Now, let’s assume Vattenfall does not fall into any of the above categories and that Vattenfall’s social media mission is therefore to be interesting, honest, relevant and consistent in order to build trust and community around their brand. How then can Vattenfall get enough “followers” and engagement through these platforms to make it all worth while? First, this is the wrong measurement of success. The real measurement is how engaged in the content and context is the Vattenfall community? Especially since their brand is unlikely to garner the type of following and enthusiasm brands such as Coca Cola or Apple do – even in markets like Sweden were the brand has a generally positive image. Therefore, the questions is not just “quality over quantity”, what we are aiming for is a new paradigm that focuses on a true level of engagement. Because with engagement comes loyalty and action.
So, how do we propose Vattenfall redesign their online and social media communication strategy to achieve such a level of interaction, dialogue and engagement?
Firstly, when an individual “googles” Vattenfall and gets over 20 outdated websites with inconsistent information, they have gotten about 17 too many. A general guideline for any brand – especially a brand as fragile as Vattenfall, were the slightest hint of “green-washing” activity will be highlighted by critics – is to KEEP IT FRESH. Websites that do not add value to the online brand image should be taken down or transitioned into archives on the main corporate site.
This first general rule leads into the next rule of thumb: “Invest in managing your online image”. Why? because almost every stakeholder will “google” your brand first to find out more about you, and if you’re not presenting an up to date, fresh and consistent message about current strategy and values when it comes to CSR, viewers will dismiss you as reactive followers and only assume you put up websites to accommodate for the latest eco-trend or to jump on the “bandwagon” to avoid the bad press if you don’t.

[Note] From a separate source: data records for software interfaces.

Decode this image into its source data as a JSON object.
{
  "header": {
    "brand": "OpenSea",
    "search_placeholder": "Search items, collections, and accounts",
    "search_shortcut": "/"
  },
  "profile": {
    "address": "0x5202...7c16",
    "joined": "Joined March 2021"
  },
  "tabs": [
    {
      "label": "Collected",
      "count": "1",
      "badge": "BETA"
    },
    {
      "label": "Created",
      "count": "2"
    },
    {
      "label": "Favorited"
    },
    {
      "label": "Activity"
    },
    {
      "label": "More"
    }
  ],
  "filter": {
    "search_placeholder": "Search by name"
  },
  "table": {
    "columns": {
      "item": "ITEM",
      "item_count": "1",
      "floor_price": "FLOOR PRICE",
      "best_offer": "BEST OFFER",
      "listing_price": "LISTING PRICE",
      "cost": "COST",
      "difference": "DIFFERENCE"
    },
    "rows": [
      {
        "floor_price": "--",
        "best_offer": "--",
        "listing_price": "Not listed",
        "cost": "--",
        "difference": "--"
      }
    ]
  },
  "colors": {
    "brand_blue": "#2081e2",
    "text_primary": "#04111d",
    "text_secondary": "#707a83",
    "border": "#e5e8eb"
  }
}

Whether it is for the Climate Manifesto campaign or to interact with the general public about more broad industry news, social media should be used with caution. Our suggestion to Vattenfall, if they do choose to pursue a social media strategy, is to take a more bold and calculated step: by building blogs, Wikis, numerous branded Twitter accounts, and a better You Tube page for external as well as internal use. However, this can only be done if Vattenfall have the resources and personnel to commit to it and is implemented with specific communication objectives and actionable tasks that employees at all levels can understand. For a brand like Vattenfall, a clearer and more strategic social media plan is needed, they simply can not afford to go in lightly.
Finally, digital social platforms are about human interaction, not a conversation between a corporate logo and a human. If Vattenfall employees have internalized the true values of the company and are trusted ambassadors of their CSR initiatives then they should be given the authority and the tools to communicate this message. By giving them a voice and the tools to discuss CSR topics with the online community Vattenfall will not only create a more believable dialogue, they will strengthen their consumer and employer brand as well. Honest, genuine and authentic discussions is what users, customers, potential employees look for in online brand communities. And, where appropriate, Vattenfall ambassadors should be present.